Syphilis is a sexually transmitted infection (STI) caused by the bacterium Treponema pallidum. It has plagued humanity for centuries, with outbreaks occurring periodically across the globe. Although effective treatments exist, syphilis remains a major public health concern due to its link to high-risk behaviors. Exploring this connection is crucial to understanding the underlying factors contributing to the spread of the disease.
High-risk behaviors can be defined as engaging in practices that increase the likelihood of contracting or transmitting an STI. In the case of syphilis, several factors contribute to its association with such behaviors. Unprotected sex, multiple sexual partners, and engaging in sexual activity at an early age are all recognized as high-risk behaviors for acquiring the infection.
One significant factor is the perceived decline in fear surrounding HIV/AIDS. With the advent of highly effective antiretroviral therapy, the once-deadly disease is now viewed by many as a manageable chronic condition. Consequently, some individuals may adopt riskier sexual behaviors, assuming that the consequences are less severe. This has led to an increase in syphilis cases among men who have sex with men (MSM), as well as heterosexual individuals who have multiple partners.

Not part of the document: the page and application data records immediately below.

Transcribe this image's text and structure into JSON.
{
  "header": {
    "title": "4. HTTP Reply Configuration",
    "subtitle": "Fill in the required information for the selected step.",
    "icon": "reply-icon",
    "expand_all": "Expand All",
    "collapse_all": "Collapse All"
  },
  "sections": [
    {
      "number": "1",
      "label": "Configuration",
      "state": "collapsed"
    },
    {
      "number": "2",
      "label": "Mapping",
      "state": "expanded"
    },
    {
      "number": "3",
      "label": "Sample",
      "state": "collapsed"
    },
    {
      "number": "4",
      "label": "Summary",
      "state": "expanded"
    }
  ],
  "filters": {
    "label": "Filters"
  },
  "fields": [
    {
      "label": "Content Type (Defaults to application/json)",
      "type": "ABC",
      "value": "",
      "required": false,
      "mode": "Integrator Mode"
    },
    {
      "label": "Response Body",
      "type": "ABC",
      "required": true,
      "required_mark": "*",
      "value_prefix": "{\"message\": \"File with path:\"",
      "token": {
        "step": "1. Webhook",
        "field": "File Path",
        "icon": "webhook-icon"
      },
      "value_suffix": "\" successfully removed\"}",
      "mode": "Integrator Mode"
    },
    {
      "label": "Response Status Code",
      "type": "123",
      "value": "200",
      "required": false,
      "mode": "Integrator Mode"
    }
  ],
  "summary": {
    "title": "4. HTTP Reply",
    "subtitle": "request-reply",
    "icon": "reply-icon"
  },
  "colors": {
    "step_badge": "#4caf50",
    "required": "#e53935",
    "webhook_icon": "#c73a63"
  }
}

Moreover, the rise of online dating platforms and mobile applications has undoubtedly contributed to the spread of syphilis. These platforms offer individuals the opportunity to meet new partners more easily and efficiently. However, they also foster a culture of casual encounters, often leading to higher partner turnover and limited knowledge about potential partners’ sexual health. This lack of information and the resulting reduction in condom use significantly increase the risk of acquiring or transmitting syphilis.
Additionally, substance abuse plays a significant role in the link between high-risk behaviors and syphilis. Drug use, particularly methamphetamine and other stimulant substances, has been associated with increased sexual risk-taking, including unprotected sex and engagement in higher-risk sexual activities. These activities may occur in the context of extended periods of hypersexuality, where individuals are more likely to engage in behaviors that put them at risk of STIs, including syphilis.
Sex workers are also directly affected by the connection between syphilis and high-risk behaviors. The nature of their profession often leads to increased exposure to various sexual partners and unprotected sexual encounters. Furthermore, stigma and limited access to healthcare services can hinder their ability to seek treatment or engage in preventive practices effectively.
Public health strategies must address these high-risk behaviors to effectively combat the rising rates of syphilis. Education is key, promoting awareness about safe sex practices, regular testing, and the importance of seeking healthcare when engaging in high-risk behaviors. Community outreach programs should also focus on reaching populations disproportionately affected by syphilis, such as MSM, sex workers, and substance users.
Moreover, healthcare systems and policy-makers should ensure that adequate resources are allocated to the prevention, diagnosis, and treatment of syphilis. This includes improved access to testing, treatment, and counseling services, and the development of comprehensive harm-reduction strategies.
In conclusion, syphilis remains a significant public health concern due to its association with high-risk behaviors. Unprotected sex, multiple partners, early sexual activity, substance abuse, and sex work all contribute to the spread of this STI. Understanding the link between syphilis and these behaviors is crucial to designing effective prevention and intervention strategies. By addressing these underlying factors, healthcare systems and communities can work towards reducing the rates of syphilis and promoting safer sexual practices.